UNIVERSITY PARK, Pa. -- The Penn State Center for Pollinator Research is recruiting beekeepers from Pennsylvania and surrounding states to assist in research on how landscape features affect the quality of apiaries. 

The Landscapes for Bee Project will inform land managers, growers and beekeepers about how to find and create optimum resources for bees.

"It is very clear that, no matter how well you take care of your honey bees, they survive better in some locations than others," said Christina Grozinger, director of the Center for Pollinator Research. "However, doing research to understand how location affects bee health is incredibly challenging, since we need to be able to evaluate a very large number of sites to get reliable data. Thus, we are hoping to create a partnership with a large network of beekeepers from urban, agricultural and rural areas to address these questions comprehensively."

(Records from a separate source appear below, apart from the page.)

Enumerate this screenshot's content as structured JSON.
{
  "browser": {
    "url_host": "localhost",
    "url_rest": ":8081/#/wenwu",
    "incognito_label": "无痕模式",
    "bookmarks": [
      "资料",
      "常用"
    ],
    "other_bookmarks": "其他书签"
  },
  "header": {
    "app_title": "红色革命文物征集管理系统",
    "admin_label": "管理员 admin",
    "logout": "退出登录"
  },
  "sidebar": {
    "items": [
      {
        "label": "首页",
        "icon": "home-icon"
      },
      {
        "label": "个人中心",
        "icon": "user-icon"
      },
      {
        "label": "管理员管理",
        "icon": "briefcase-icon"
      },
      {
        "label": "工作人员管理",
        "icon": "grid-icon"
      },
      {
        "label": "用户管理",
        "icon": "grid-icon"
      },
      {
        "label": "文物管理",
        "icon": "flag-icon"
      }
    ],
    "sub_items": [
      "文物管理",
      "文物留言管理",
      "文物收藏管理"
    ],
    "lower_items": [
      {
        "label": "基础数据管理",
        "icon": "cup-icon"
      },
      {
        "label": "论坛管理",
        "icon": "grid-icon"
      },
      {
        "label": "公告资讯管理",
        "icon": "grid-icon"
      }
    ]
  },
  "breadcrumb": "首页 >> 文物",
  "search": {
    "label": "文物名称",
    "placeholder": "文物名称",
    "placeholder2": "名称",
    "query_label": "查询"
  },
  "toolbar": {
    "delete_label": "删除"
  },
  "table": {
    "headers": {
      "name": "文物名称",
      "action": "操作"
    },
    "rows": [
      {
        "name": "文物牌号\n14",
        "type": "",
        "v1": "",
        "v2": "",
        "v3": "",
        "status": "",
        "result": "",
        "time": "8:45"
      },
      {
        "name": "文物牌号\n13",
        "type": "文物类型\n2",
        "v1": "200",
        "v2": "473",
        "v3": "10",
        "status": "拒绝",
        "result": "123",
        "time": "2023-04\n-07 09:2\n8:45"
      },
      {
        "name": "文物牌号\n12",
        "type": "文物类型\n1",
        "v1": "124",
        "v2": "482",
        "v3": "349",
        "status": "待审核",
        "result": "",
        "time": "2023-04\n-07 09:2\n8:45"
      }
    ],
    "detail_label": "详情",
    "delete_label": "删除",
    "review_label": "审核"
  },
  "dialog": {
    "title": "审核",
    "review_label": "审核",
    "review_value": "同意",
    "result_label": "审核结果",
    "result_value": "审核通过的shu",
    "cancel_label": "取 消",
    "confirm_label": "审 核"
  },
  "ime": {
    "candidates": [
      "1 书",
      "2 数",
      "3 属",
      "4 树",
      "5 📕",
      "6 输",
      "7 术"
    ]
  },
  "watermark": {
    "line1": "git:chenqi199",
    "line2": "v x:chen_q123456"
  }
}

The location of an apiary, a collection of beehives, has long been known to play a role in colony productivity and survival. However, little research has been done to understand which aspects of "location" are important for bee health. Beekeepers will assist the center in evaluating how land use, forage quality and microclimate impact colony health to determine what makes for good and bad apiary sites. 

Interested beekeepers can apply at http://ento.psu.edu/pollinators/beekeeper-registration

This project is a collaboration between Penn State's College of Agricultural Sciences’ Center for Pollinator Research and the College of Earth and Mineral Science’s Center for Environmental Informatics as well as Franklin & Marshall College in Lancaster and the Pennsylvania State Beekeepers Association. 

Last Updated May 05, 2016